All I can ask is, if you smoke, seriously consider stopping. You’ve heard it all before, but try and realize that while what you’re doing may only have its most drastic consequence paid unto yourself but those who you leave behind have the rest of their lives to regret your decision.

In lighter news, Amanda has been sitting up by herself for a couple weeks, as noted previously, and now likes to make short tours of the living room. In reverse. She hasn’t gotten the grasp of forward movement, but she’s quickly becoming an expert at circular backwards motion. Typically, she winds up bulldozing a bunch of her toys behind her, as her scooting legs act like a trap for anything in her path. It’s a little sad to watch her as she notices something just out of reach, and while she strains mightily to make her way to it, the only thing her chubby legs will do is move her backwards. She may eventually make her way back around to it, but by then she’s likely been distracted by something else.

I could have sworn I posted about this before, but apparently I didn’t: a few weeks ago, I had a major hard-drive problem. After editing some photos in Photoshop, I saved the final one and everything locked up for a moment. When the computer went back to normal, I opened up one of my three harddrives, the one that contains all of my photos, and was greeted with a very disturbing message from Windows trying to convince me that the drive was “unformatted. Would you like to format now?” NO! And shortly after that I discovered that everything in my folder of digital photos was gone. EVERYTHING. Strangely, through “Open recent” in Photoshop, I could access the very last few images I’d worked on – they were still there, even though the folder that contained them was completely empty. Needless to say, I could find no way to get Windows to re-recognize the contents of that folder and, after messing around with several demonstration versions of file-restoration programs, I wound up having to fork over $70 for a registration number with which the files could be saved somewhere safe.

Fast-forward to last Friday: when I got home from work, I turned on my computer and found error messages about that drive. I figured that was it – it was toast. Windows did some kind of deep check and maintenance on the drive, alerting me to countless damaged sectors. I let Windows do whatever it needed to do for an hour or so and nervously attempted to open the drive . . . only to find that it seemed okay.
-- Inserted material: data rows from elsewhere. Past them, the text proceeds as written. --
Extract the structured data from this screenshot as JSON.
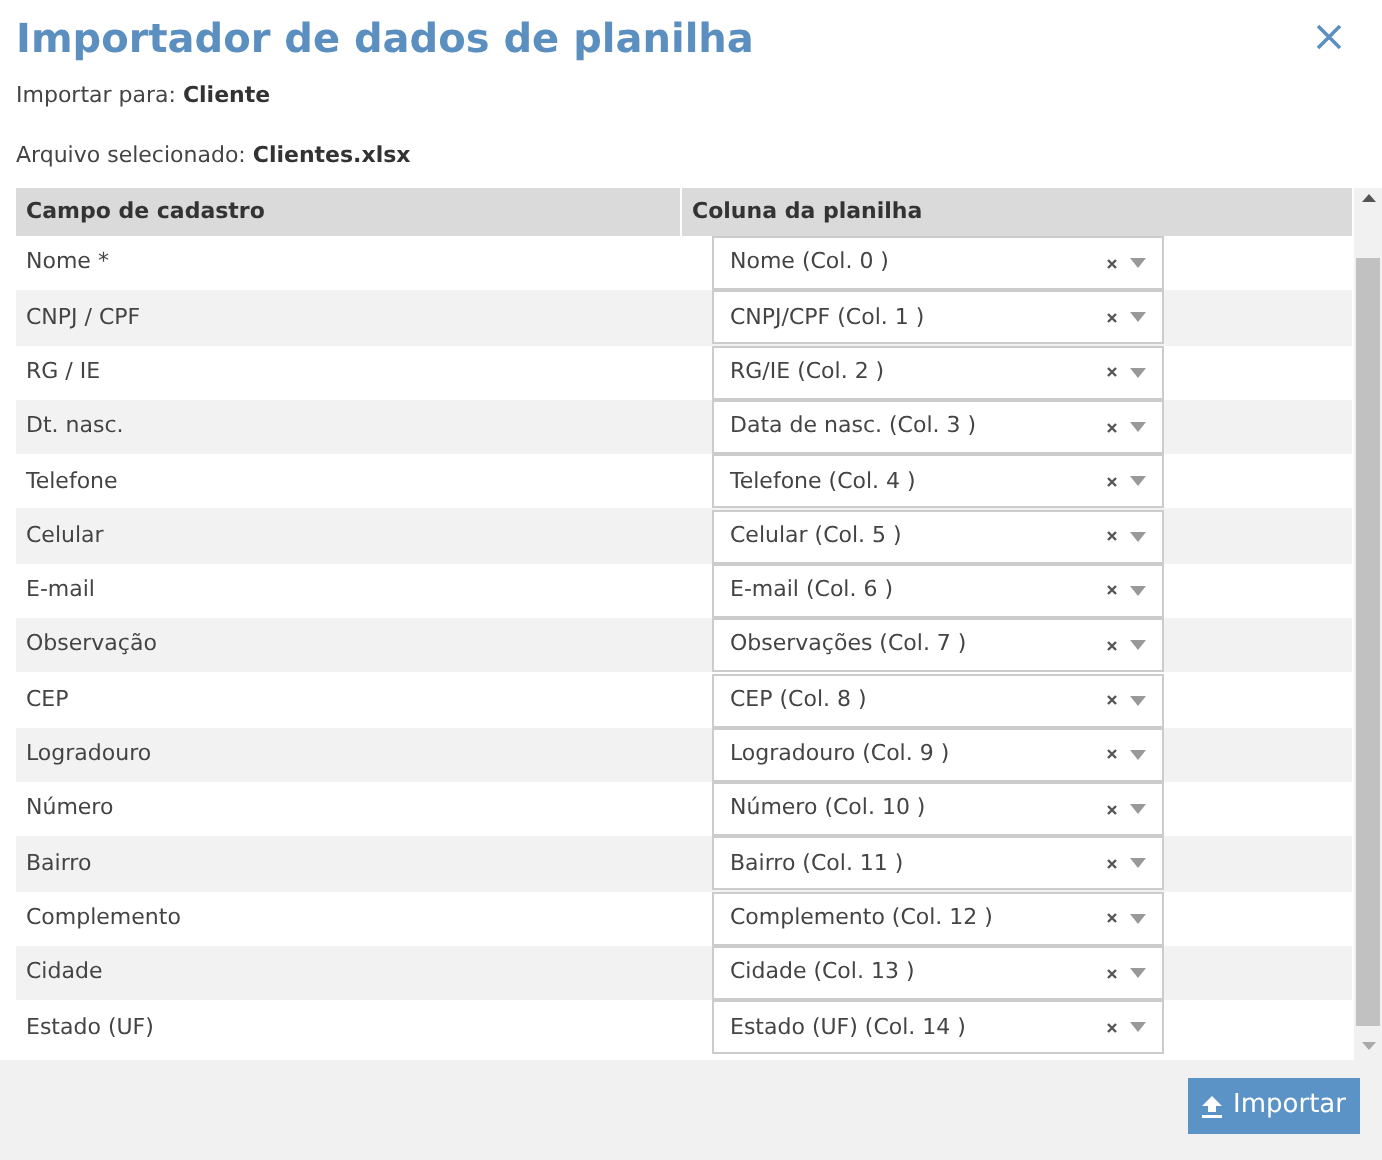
{
  "dialog": {
    "title": "Importador de dados de planilha"
  },
  "import_to": {
    "label": "Importar para:",
    "value": "Cliente"
  },
  "selected_file": {
    "label": "Arquivo selecionado:",
    "value": "Clientes.xlsx"
  },
  "table": {
    "columns": [
      "Campo de cadastro",
      "Coluna da planilha"
    ],
    "rows": [
      {
        "field": "Nome *",
        "column": "Nome (Col. 0 )"
      },
      {
        "field": "CNPJ / CPF",
        "column": "CNPJ/CPF (Col. 1 )"
      },
      {
        "field": "RG / IE",
        "column": "RG/IE (Col. 2 )"
      },
      {
        "field": "Dt. nasc.",
        "column": "Data de nasc. (Col. 3 )"
      },
      {
        "field": "Telefone",
        "column": "Telefone (Col. 4 )"
      },
      {
        "field": "Celular",
        "column": "Celular (Col. 5 )"
      },
      {
        "field": "E-mail",
        "column": "E-mail (Col. 6 )"
      },
      {
        "field": "Observação",
        "column": "Observações (Col. 7 )"
      },
      {
        "field": "CEP",
        "column": "CEP (Col. 8 )"
      },
      {
        "field": "Logradouro",
        "column": "Logradouro (Col. 9 )"
      },
      {
        "field": "Número",
        "column": "Número (Col. 10 )"
      },
      {
        "field": "Bairro",
        "column": "Bairro (Col. 11 )"
      },
      {
        "field": "Complemento",
        "column": "Complemento (Col. 12 )"
      },
      {
        "field": "Cidade",
        "column": "Cidade (Col. 13 )"
      },
      {
        "field": "Estado (UF)",
        "column": "Estado (UF) (Col. 14 )"
      }
    ]
  },
  "footer": {
    "button": "Importar"
  }
}
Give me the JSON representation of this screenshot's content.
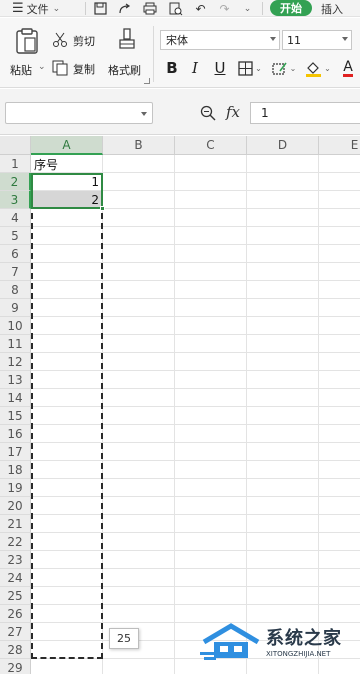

My first destination was my photo folder and I was shocked to find everything right back where I’d expected to see it! My first action was to copy the entire folder onto another, safer drive, then grab whatever else mattered to me, lest the drive take a full nose-dive shortly there after. I moved all of the photos and most of the live concerts that I’ve downloaded over the past year, plus almost all of the concert DVDs that I’ve ripped audio from – except one. However, I’m not complaining – I have the DVD and will rip it if needed. Having everything else is a tremendous relief.

Finally, I’m really surprised and glad to see how well Jon Stewart handled his first Oscar-awards duties last night. Dude’s funny, but I really didn’t think it was going to go over well with the Hollywood types. The highlights of the evening were seeing Will Ferrel and Steve Carell present the nominations for best makeup – in really bad makeup, a really awful song winning against two other awful songs in the best song category, and the negative campaign ad parodies (the best being the one for best sound editing.) Now if only they could get the content of the actual show to be that much fun to watch. (And a big boo to Murderball losing out for the best documentary award to a bunch of penguins. Not unexpected, unfortunately.)

Next Page »

Create a free website or blog at